In this latest installment of Eleanor Kuhns’s long-running historical mystery series starring Revolutionary War vet Will Rees, the focus is squarely on family. Specifically on Will’s sister Caroline, who believes Will owes them a living now that her farm has been into the ground and her brain-damaged husband Sam can’t work. Will can’t help but feel guilty—Sam’s injury is the result of a blow he struck in self-defense—but at the same time, Caroline’s sense of entitlement and lack of work ethic exasperate him, especially when he finds out that every time she pays a “visit,” something goes missing. Like the odd chicken or two.

[Read Katherine Tomlinson's review of The Devil's Cold Dish...]

Jul 9 2015 12:00pm

Fresh Meat: Trials of Passion by Lisa Appignanesi

Trials of Passion by Lisa Appignanesi is a dramatic narrative that details historically significant and famous crimes committed in the name of love and madness (available July 15, 2015).

Simpson, Anthony, Knox, Arias. This book is not about them, but it is. While it dissects four notorious murder trials, it’s not exactly a true crime book, but a deeper examination of the role that love and “insanity” and media have played in the way history’s sensational trials turned out.

The Simpson murder trial was called “the Trial of the Century” and it spawned Court TV, which morphed into TruTV, and it also introduced legal analyst Harvey Levin (co-founder of the site TMZ.com) to a wider audience.
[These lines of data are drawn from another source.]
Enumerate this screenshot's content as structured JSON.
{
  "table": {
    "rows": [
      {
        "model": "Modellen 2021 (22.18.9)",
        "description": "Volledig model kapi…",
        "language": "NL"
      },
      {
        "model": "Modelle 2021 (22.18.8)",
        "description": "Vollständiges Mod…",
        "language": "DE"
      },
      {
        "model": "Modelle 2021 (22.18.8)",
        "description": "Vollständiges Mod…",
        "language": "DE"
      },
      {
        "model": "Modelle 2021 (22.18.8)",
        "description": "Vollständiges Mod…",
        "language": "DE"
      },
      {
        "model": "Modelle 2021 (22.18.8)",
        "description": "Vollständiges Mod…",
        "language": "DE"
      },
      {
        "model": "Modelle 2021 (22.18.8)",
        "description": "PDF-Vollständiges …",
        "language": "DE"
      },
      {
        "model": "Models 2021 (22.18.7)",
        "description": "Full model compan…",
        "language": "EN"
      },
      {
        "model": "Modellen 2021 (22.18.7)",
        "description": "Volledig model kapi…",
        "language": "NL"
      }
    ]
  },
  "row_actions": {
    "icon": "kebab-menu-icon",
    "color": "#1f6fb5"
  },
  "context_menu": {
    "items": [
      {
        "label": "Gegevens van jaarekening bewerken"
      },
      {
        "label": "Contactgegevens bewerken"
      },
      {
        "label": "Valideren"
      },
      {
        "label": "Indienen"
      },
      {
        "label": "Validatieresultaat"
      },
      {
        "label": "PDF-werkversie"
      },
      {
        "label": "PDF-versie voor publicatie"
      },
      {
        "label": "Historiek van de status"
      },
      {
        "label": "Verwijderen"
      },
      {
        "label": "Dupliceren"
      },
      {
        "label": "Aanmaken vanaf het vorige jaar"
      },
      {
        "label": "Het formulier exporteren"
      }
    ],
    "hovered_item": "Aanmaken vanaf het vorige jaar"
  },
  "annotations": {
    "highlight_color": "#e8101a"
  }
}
The media-murder connection is now so strong that it almost feels like a citizen should be able to fulfill his/her jury duty requirement by putting in a few hours in front of a television.

But not just any murder trial becomes a media sensation (some would say “circus”). Some trials are just plain sexier than others—literally. Would anyone outside of Mesa, Arizona have cared who killed salesman Travis Alexander if the woman convicted of his murder hadn’t stabbed him multiple (27-29) times, shot him in the head, and then slit his throat? But by the end of the penalty phase (Arias was sentenced to life in prison), anyone who watched the trial had an opinion about her guilt. Was she mad (in the sense of being insane) or was she simply bad? Trial watchers were not just viewers, they were participants. They were invested in the outcome.

[And this happens all the time...]

Jun 7 2015 12:00pm

Fresh Meat: The Dead Assassin by Vaughn Entwistle

The Dead Assassin by Vaughn Entwhistle is the 2nd book in the Paranormal Casebooks of Sir Arthur Conan Doyle where the author sets out to solve an ill-fated assassination (available June 9, 2015).

I am a great fan of Barbara Hambly’s James Asher novels, urban fantasies of Victorian vampires that place the protagonist—a former spy—right in the center of mysteries that often have political implications. The Dead Assassin reminded me of Barbara Hambly’s books in the very best way.

This is the second of Vaughn Entwistle’s Paranormal Casebooks of Sir Arthur Conan Doyle novels but the first I’ve read. I needn’t have worried that I’d be hopelessly lost, however, or scrambling to get up to speed with the series. In just a few elegant paragraphs, Entwistle catches everyone up and sets the stage—not only for his mystery but also for the milieu in which that story takes place:

A murder. Something nasty. Something twisted. Something baffling and bizarre. Why else would the police have sought me out?

Such thoughts rattled through the mind of Arthur Conan Doyle as he watched Detective Blenkinsop of Scotland Yard step into the Palm Room of the Tivoli restaurant and sweep his blue- eyed gaze across the crowded tables, searching for something.

Searching for him.

Go away blast you! Not now. Not tonight!

Thanks to the fame Sherlock Holmes had bestowed upon him, Scotland Yard often consulted Conan Doyle on crimes that confounded all conventional means of detection. They dragged to his door the most difficult cases. The inexplicable ones. The conundrums.

The impossibly knotted yarn balls the clumsy fingers of the police could not unravel. Ordinarily, he was flattered to be consulted on such cases. But on this occasion, he wished he could throw a cloak of invisibility about his shoulders.

[Don't we all wish that at times?]